WO1997018949A1 (en) 1995-11-21 1997-05-29 The Amtico Company Limited Floor coverings
RU2081135C1 (en) 1995-07-12 1997-06-10 Акционерное общество закрытого типа - Международный научно-технологический центр супернаполненных материалов "Поликомэтт" Environmentally appropriate wood-filled plastic and method of preparation thereof
WO1997021011A2 (en) 1995-12-05 1997-06-12 Sico Incorporated Portable floor
US5643677A (en) 1989-09-15 1997-07-01 Armstrong World Industries, Inc. Aminoplast/polyurethane wear layer for PVC support surface
US5647184A (en) 1996-01-22 1997-07-15 L. B. Plastics Limited Modular decking plank, and decking structure
US5653099A (en) 1993-05-19 1997-08-05 Heriot-Watt University Wall panelling and floor construction (buildings)

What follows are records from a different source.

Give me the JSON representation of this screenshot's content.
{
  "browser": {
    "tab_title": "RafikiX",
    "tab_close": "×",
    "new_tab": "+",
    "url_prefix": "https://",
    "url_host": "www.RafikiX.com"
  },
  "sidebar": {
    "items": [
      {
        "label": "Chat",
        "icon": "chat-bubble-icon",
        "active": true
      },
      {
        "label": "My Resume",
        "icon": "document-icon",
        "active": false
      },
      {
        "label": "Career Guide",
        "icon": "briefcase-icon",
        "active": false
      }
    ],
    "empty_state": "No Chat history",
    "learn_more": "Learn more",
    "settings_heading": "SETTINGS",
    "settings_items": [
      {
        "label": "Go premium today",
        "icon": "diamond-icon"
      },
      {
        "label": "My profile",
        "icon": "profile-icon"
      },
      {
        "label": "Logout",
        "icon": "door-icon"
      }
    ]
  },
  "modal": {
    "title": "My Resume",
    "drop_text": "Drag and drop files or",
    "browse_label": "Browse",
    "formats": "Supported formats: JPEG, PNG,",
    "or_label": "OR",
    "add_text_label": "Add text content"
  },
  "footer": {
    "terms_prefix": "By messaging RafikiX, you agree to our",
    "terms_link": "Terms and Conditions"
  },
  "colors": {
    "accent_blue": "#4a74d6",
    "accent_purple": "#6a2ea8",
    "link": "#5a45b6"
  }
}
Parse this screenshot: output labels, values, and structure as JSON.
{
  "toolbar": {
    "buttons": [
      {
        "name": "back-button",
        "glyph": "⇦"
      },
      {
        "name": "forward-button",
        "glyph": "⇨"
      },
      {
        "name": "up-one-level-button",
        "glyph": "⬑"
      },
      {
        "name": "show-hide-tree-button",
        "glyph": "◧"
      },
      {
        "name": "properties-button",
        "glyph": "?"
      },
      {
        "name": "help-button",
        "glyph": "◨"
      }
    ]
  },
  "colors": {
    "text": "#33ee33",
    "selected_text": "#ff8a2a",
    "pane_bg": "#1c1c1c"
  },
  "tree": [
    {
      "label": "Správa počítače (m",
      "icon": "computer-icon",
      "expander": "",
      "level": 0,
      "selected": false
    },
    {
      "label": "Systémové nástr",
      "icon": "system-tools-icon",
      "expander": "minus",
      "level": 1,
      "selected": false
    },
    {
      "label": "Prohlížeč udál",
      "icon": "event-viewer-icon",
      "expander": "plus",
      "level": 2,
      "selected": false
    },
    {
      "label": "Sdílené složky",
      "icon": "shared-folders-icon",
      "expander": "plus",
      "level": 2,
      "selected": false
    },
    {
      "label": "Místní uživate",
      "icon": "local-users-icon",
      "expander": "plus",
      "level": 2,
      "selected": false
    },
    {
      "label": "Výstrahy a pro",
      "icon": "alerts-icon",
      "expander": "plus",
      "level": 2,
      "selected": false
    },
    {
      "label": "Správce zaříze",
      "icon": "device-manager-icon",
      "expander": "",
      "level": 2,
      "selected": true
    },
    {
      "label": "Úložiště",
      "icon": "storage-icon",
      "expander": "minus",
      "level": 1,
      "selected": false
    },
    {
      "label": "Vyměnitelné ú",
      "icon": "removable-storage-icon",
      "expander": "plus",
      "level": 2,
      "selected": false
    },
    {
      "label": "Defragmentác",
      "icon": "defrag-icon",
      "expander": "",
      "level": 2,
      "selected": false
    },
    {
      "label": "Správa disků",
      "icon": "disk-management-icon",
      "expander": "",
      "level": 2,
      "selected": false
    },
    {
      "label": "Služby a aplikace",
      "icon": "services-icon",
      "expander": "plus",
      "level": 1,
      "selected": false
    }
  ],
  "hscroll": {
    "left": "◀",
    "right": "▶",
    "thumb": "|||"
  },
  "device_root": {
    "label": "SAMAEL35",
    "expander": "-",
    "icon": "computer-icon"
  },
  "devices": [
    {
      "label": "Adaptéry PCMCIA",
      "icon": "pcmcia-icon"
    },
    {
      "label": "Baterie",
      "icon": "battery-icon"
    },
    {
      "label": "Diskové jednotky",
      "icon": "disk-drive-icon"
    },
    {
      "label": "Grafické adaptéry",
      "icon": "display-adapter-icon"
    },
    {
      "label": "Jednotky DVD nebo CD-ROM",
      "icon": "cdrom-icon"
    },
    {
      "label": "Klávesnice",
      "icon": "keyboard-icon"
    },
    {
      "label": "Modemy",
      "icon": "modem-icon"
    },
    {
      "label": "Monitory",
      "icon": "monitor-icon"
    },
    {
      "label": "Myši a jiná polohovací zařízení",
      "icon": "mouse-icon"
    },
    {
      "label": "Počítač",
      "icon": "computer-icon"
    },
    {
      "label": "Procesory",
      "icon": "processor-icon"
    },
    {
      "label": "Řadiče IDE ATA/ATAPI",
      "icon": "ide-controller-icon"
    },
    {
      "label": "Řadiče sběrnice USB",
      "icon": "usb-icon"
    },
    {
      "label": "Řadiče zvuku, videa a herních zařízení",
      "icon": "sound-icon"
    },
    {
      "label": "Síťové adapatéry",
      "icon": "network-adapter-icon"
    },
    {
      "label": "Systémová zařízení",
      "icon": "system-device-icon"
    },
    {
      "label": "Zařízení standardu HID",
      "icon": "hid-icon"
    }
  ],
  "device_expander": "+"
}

US5660016A (en) 1995-04-26 1997-08-26 Ronald Dean Erwin Foam-filled extruded decking plank and decking attachment system
US5662977A (en) 1989-10-19 1997-09-02 Avery Dennison Corporation Process for manufacturing plastic siding panels with outdoor weatherable embossed surfaces
US5670237A (en) 1995-06-07 1997-09-23 Mannington Mills, Inc. Method for making a surface covering product and products resulting from said method
JPH09254697A (en) 1996-03-25 1997-09-30